Enzyme immunoassay to determine exposure to Chlamydia pneumoniae (strain TWAR)
Journal of Clinical Microbiology
Recent studies suggest that a group of Chlamydia strains known as TWAR, which are now proposed to be a new species called Chlamydia pneumoniae, may be a frequent cause of respiratory disease in the United States and many other countries. Current serotesting methods do not allow rapid screening of large numbers of samples to distinguish C. trachomatis exposure from C. pneumoniae exposure. We developed an enzyme immunoassay to decrease cross-reactivity between immunoglobulin G antibodies reactive

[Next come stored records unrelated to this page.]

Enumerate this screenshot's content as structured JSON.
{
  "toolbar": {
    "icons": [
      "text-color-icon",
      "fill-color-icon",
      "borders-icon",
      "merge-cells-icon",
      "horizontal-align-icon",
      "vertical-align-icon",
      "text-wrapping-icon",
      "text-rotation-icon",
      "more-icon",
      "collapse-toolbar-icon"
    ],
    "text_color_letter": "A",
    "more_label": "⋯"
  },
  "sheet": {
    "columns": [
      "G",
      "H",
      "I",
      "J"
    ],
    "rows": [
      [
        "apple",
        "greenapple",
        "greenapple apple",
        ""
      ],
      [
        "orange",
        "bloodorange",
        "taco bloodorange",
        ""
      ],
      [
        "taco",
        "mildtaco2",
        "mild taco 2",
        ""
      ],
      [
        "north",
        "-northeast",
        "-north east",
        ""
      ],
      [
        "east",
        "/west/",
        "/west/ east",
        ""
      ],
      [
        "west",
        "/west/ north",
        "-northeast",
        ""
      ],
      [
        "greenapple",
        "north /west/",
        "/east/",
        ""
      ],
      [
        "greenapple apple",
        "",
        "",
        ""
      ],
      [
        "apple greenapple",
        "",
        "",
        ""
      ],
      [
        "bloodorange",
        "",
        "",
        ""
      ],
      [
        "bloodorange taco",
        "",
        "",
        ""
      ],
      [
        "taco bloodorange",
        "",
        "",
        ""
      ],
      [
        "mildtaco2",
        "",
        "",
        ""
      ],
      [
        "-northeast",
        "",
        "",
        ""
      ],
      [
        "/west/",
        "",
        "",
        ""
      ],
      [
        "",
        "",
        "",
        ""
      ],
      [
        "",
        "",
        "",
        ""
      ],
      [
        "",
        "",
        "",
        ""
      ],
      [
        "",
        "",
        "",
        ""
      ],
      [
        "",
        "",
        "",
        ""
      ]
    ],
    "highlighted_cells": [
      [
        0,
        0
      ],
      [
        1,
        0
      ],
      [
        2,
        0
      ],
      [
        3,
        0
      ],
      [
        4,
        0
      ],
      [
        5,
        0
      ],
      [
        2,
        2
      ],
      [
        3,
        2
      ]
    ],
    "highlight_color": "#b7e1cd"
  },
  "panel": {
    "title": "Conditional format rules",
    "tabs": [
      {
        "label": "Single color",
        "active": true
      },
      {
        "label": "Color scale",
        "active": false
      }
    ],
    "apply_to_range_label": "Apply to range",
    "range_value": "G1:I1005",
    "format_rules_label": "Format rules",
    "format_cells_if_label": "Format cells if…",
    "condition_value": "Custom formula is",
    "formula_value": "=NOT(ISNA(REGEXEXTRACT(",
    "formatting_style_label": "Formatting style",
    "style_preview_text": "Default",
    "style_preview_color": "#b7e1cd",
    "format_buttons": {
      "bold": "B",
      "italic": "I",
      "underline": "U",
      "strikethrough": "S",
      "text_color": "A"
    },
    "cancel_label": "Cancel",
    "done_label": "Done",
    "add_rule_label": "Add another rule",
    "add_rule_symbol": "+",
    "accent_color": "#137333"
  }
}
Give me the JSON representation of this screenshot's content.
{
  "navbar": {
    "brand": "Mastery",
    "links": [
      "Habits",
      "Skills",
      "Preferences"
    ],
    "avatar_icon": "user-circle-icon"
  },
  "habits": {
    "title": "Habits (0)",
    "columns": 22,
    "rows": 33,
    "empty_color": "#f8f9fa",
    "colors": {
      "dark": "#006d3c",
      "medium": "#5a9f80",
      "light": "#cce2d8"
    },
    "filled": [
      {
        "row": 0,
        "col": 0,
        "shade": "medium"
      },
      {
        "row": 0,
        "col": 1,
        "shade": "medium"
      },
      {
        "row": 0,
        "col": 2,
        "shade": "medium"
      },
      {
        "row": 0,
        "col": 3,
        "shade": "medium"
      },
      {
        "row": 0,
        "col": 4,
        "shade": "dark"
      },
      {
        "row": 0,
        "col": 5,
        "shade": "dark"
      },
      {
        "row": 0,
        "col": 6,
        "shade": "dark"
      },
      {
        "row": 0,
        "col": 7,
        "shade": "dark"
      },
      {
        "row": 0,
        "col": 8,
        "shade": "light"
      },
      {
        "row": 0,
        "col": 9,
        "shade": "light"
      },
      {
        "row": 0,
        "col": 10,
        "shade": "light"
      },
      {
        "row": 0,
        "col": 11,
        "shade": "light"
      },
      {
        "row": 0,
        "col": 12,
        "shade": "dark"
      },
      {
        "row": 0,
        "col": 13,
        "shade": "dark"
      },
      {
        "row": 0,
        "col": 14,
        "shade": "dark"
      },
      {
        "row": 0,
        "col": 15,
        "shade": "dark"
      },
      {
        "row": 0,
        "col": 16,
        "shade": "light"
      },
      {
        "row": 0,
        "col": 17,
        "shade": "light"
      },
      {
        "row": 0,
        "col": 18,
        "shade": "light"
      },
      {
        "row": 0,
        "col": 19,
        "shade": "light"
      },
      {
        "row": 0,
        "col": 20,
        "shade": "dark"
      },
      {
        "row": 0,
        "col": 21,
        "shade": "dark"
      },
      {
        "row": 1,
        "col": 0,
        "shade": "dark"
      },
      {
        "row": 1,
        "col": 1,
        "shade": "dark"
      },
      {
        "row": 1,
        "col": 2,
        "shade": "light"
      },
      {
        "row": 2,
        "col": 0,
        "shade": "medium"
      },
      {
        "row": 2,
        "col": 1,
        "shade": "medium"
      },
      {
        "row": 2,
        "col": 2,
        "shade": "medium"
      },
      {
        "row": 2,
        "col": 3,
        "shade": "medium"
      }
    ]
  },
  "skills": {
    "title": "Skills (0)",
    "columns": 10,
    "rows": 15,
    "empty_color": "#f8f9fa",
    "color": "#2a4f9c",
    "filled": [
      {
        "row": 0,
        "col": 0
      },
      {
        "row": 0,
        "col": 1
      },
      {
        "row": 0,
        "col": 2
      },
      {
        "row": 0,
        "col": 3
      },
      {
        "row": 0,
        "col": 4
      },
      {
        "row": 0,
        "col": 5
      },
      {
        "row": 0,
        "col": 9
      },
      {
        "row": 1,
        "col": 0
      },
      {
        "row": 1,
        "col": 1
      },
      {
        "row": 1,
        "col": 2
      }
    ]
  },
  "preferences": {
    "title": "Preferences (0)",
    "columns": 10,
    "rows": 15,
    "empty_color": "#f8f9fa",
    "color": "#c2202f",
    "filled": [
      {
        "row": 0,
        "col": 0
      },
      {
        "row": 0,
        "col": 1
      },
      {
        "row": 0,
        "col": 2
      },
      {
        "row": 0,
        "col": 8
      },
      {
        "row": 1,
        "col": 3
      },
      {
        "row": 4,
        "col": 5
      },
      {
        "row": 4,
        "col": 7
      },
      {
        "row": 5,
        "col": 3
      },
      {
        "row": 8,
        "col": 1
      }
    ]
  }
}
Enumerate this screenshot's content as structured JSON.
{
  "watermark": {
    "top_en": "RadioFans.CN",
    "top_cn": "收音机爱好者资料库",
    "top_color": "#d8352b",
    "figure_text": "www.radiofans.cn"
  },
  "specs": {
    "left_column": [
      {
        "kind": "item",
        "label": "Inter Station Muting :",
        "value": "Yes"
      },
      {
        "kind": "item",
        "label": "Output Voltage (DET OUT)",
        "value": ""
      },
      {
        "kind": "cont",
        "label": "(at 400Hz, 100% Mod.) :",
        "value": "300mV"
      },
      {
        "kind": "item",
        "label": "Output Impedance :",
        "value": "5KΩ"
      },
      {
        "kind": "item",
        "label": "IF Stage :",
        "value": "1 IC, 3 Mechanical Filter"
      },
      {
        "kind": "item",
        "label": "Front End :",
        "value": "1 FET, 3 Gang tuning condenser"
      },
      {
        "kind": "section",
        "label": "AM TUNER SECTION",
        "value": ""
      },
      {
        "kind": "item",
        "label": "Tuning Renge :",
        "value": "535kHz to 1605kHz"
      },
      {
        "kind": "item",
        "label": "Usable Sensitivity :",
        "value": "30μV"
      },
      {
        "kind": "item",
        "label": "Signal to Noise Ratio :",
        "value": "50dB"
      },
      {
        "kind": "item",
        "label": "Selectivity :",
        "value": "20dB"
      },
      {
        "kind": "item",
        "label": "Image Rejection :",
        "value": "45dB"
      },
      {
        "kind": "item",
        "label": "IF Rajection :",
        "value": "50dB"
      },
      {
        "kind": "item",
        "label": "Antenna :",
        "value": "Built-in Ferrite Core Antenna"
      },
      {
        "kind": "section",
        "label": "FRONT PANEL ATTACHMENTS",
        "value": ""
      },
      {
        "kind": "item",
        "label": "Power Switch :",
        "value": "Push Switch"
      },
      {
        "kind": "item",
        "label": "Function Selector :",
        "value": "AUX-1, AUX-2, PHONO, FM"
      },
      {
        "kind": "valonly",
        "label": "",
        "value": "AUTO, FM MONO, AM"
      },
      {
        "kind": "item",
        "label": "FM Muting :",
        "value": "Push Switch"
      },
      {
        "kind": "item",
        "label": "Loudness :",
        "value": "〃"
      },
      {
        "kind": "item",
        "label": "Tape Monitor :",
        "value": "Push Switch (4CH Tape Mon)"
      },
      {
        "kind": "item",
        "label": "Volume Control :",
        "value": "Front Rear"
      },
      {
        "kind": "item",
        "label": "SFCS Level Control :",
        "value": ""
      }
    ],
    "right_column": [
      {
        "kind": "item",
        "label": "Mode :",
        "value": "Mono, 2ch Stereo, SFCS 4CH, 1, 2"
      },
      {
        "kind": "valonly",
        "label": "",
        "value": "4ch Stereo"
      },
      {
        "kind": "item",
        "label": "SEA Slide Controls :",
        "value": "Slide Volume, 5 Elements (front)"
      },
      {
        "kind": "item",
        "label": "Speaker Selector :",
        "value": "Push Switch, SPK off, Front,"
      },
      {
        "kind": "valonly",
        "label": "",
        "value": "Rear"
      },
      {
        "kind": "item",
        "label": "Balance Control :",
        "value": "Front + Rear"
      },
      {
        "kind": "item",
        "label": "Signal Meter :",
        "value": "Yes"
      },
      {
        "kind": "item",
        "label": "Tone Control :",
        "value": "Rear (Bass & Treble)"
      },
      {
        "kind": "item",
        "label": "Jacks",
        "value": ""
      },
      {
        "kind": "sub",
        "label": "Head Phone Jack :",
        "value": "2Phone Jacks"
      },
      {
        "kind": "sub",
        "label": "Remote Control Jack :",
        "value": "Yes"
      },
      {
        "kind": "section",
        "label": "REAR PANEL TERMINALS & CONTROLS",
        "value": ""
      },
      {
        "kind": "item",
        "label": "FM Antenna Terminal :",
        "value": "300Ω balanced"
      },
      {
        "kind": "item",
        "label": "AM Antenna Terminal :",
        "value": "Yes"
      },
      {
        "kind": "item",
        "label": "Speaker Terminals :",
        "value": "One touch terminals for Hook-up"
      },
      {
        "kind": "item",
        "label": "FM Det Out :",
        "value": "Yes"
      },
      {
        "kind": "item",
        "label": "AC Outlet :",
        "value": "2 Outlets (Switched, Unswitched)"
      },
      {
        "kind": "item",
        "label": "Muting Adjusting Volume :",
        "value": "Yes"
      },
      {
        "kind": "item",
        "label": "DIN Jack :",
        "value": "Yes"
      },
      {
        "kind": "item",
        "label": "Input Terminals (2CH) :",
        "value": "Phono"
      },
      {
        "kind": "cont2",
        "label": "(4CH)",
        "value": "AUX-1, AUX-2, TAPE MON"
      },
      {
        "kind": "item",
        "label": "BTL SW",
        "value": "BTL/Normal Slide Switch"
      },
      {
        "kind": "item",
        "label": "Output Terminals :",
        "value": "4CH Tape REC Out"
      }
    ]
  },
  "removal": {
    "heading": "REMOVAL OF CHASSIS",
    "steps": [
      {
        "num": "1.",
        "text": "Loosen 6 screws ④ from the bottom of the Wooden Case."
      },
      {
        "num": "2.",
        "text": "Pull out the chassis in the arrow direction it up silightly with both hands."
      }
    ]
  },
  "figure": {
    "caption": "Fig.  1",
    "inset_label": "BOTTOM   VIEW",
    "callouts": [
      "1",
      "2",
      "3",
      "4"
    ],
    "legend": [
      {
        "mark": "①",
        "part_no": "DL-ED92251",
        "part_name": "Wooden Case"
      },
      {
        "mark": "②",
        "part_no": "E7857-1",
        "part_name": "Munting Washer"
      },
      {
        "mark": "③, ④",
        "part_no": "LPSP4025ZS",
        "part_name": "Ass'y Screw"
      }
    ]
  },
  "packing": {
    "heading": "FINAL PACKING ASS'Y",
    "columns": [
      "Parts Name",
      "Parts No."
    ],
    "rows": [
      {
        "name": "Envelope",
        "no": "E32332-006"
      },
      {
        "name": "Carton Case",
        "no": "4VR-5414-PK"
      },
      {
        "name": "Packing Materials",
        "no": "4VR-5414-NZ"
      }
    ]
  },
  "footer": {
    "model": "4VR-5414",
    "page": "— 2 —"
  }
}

... antibodies reactive with C. trachomatis and C. pneumoniae. Elementary bodies of C. trachomats or C. pneumoniae were treated with a detergentchelating solution to decrease the reactivity of the common lipopolysaccharide antigens. Sera from four groups of patients, totaling 143 persons, were tested by this assay. The prevalences of titers of .128 to C. trachomatis and C. pneumoniae, respectively, were as follows: (i) for 23 women seropositive for C. trachomatis by the microimmunofluorescence test, 21 (91%) and 18 (78%); (il) for 50 adult blood donors, 13 (26%) and 39 (78%); (iii) for 40 sexually transmitted disease clinic patients, 20 (50%) and 32 (80%); (iv) for 30 healthy children 5 to 7 years old, 0 (0%) and 8 (27%). Western blots (immunoblots) of each antigen corroborated the differential reactivity of C. trachomatis-positive, C. pneumoniae-negative and C. trachomatis-negative, C. pneumoniaepositive serum samples. Western blots of serum samples from rabbits immunized with either C. trachomatis or C. pneumoniae elementary bodies revealed at least two protein bands (30 and 80 kilodaltons) which appeared to represent unique C. pneumoniae antigens.